The IHRC and IHRC Archives: 1965 to Present
When the Immigration History Research Center was five years old, Director Rudolph J. Vecoli heralded the establishment of the center and what was then called the “Immigrant Archives” collections at the University of Minnesota. The IHRC’s purpose is simple, yet profound: “to recover the full-bodied humanity of immigrants” and to explain the impact of immigration upon the United States.
What Does it Mean to be American
Fifty years later, the need to continue to document, preserve, and study immigration in the past and present remains vitally important. In the last half-century, immigrants have helped change the face of America. In 2011, the immigrant population in the country was at a historic high of 40.4 million people, or around 13 percent of the total US population. They are settling in places that have traditionally welcomed immigrants like New York City, Chicago, Miami, and Los Angeles, as well as in other cities and areas where such large-scale immigration is new: Atlanta, Dallas, Minneapolis-St. Paul, and Las Vegas. Immigrants and their children are changing what it means to be American.
Preserving History for Future Generations

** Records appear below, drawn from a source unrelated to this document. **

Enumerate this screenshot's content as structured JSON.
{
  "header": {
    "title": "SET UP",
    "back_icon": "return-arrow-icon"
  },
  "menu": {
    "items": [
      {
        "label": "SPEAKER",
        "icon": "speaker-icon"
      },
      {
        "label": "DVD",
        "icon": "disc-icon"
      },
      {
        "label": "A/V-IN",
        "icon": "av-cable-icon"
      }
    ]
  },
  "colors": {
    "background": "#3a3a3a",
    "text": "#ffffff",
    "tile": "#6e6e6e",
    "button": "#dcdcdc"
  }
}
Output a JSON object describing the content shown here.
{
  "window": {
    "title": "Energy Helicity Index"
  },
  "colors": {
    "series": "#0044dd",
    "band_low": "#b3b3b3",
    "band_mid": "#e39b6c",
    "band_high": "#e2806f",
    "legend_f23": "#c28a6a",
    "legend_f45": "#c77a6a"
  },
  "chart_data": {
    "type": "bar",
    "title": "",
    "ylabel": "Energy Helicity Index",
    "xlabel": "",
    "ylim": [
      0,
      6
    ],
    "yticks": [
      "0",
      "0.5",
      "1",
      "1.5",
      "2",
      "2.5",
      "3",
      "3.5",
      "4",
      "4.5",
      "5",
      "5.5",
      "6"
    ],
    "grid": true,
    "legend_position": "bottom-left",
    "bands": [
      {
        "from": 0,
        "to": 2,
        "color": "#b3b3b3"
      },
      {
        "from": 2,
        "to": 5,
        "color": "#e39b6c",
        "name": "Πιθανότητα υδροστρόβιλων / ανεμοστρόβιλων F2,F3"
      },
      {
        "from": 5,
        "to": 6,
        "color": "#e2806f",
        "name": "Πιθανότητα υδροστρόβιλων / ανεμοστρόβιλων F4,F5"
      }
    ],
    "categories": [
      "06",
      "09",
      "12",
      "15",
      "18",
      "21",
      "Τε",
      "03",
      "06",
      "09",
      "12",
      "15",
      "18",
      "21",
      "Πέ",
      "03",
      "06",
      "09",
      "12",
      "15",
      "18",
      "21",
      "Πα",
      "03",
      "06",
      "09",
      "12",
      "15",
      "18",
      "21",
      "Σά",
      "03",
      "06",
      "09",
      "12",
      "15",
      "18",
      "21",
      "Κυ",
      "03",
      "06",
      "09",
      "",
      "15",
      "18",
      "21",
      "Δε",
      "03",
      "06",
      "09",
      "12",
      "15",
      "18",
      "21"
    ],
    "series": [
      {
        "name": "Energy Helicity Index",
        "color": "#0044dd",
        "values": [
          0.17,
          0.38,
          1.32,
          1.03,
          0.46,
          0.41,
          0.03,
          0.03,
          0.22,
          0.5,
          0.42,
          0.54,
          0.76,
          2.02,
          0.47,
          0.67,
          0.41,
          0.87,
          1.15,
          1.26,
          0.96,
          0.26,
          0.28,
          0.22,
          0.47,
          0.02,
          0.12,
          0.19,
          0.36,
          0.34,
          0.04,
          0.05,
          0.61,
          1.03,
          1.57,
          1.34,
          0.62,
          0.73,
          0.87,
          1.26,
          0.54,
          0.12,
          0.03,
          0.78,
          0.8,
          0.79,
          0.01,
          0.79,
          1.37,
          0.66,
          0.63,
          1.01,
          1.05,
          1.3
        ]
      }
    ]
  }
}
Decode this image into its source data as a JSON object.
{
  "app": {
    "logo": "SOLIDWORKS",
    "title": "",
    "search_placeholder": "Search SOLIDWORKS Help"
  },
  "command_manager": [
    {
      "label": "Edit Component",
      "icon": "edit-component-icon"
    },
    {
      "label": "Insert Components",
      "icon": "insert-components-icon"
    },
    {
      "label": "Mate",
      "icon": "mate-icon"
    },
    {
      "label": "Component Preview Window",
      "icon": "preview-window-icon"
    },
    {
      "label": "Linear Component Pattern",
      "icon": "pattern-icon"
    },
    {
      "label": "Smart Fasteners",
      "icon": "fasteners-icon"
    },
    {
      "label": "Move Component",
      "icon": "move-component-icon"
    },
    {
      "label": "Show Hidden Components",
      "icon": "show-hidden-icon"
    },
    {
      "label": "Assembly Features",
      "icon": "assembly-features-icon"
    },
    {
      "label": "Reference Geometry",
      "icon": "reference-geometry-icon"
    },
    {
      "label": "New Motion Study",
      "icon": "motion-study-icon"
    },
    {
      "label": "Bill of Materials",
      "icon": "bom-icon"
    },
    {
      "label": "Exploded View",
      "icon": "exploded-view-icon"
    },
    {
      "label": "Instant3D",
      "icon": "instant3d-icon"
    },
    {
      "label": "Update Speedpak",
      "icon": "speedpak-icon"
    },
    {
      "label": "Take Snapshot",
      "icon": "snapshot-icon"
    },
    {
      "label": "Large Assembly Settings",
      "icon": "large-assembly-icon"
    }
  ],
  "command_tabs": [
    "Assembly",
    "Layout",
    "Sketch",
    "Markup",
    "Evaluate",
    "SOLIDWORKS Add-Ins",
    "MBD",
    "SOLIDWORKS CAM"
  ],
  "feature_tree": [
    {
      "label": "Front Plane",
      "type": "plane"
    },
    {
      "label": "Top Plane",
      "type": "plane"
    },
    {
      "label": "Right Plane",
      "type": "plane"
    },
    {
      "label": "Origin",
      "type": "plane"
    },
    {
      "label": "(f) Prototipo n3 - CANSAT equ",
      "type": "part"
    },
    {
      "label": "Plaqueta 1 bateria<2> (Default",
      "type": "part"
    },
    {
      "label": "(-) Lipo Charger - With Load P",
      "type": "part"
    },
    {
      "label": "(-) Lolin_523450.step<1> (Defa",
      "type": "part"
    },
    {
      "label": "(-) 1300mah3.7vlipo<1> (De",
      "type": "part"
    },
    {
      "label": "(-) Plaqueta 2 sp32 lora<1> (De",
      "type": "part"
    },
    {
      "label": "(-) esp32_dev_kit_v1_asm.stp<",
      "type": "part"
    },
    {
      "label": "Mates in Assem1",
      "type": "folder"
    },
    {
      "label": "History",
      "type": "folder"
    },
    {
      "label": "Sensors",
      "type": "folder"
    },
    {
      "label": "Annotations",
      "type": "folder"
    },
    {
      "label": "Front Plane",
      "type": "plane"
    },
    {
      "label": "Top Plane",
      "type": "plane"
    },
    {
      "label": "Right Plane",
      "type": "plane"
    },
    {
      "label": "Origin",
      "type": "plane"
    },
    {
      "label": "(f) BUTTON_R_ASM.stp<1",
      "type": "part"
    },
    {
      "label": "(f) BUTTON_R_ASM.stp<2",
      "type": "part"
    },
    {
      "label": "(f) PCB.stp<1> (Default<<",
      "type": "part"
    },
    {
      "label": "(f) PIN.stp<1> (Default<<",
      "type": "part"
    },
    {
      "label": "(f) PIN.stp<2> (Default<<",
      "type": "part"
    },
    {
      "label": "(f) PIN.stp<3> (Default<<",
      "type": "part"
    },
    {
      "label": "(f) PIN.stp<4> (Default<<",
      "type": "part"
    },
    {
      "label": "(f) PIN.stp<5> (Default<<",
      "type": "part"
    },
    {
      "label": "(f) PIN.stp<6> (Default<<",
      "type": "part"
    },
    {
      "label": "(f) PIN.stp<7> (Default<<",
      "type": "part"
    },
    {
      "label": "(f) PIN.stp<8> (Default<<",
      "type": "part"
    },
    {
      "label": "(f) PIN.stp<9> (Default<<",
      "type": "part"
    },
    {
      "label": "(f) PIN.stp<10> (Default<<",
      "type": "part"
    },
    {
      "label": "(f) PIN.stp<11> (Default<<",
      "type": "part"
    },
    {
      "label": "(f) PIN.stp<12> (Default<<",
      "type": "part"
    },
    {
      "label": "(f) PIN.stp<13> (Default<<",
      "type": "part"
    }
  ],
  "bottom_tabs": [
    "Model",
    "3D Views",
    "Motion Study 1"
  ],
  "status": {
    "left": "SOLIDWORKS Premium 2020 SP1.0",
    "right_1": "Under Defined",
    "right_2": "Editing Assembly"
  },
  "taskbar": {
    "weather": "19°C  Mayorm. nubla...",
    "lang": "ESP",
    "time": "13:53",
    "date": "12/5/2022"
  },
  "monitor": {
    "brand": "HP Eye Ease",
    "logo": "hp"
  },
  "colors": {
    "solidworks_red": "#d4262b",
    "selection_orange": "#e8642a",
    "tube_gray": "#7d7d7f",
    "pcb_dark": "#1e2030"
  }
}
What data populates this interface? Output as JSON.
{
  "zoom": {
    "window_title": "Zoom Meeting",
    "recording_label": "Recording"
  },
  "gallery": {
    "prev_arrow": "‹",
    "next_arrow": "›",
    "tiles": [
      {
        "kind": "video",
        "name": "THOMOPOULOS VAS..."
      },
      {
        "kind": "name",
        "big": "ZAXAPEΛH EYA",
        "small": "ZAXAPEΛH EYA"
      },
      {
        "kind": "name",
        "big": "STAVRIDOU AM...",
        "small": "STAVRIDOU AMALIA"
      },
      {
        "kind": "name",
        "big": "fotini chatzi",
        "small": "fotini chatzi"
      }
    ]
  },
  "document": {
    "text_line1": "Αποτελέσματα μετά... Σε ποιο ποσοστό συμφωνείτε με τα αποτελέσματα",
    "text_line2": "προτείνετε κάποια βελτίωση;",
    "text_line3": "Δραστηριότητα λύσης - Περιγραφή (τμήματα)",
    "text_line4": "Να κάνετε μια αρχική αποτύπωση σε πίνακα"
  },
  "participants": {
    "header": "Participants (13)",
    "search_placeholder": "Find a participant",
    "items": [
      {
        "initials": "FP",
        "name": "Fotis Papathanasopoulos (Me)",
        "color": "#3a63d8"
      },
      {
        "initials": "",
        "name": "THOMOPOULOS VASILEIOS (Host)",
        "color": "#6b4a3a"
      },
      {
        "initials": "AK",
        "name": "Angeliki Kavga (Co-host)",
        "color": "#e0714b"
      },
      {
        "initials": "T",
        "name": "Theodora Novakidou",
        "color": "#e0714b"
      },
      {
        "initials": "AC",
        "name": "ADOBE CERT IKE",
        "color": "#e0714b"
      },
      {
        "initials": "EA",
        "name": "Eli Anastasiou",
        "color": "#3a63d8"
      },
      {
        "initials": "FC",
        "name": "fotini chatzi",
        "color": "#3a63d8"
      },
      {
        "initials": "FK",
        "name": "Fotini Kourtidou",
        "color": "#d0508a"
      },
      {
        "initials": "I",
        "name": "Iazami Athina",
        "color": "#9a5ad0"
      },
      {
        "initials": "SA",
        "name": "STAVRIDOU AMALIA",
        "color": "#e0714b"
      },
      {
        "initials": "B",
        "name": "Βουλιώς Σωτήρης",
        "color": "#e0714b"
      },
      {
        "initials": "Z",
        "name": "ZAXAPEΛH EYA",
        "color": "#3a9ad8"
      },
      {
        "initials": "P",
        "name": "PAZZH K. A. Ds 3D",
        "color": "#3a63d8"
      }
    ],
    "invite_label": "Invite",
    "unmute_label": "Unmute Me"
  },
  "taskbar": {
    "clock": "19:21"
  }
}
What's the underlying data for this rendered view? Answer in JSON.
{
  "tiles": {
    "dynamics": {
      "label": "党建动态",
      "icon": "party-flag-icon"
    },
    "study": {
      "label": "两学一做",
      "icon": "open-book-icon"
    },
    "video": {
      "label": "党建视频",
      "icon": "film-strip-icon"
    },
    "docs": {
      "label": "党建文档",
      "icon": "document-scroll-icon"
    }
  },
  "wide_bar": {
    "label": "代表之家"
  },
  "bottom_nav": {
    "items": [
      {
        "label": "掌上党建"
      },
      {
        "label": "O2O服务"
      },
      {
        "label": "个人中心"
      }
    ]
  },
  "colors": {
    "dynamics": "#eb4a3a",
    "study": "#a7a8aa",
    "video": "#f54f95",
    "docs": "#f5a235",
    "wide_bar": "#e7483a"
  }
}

In 2015, the IHRC and IHRC Archives celebrated their 50th anniversary. Much has changed since the IHRC and IHRC Archives were located in a warehouse on Berry Street in Saint Paul. We have a new building and we use new technologies and methodologies. Both the nature of immigration and immigration scholarship has changed, however, much has stayed the same. We continue to work with immigrant and refugee communities to preserve their histories for future generations. We continue to host national and international researchers to share and discuss their research with us. We organize lectures, workshops, symposia, exhibits, and conferences. We teach students, teachers, and community members about immigration in the past and present.
As immigration continues to be one of the most significant national and international issues of our time, we’re ready to continue our important work for the next 50 years.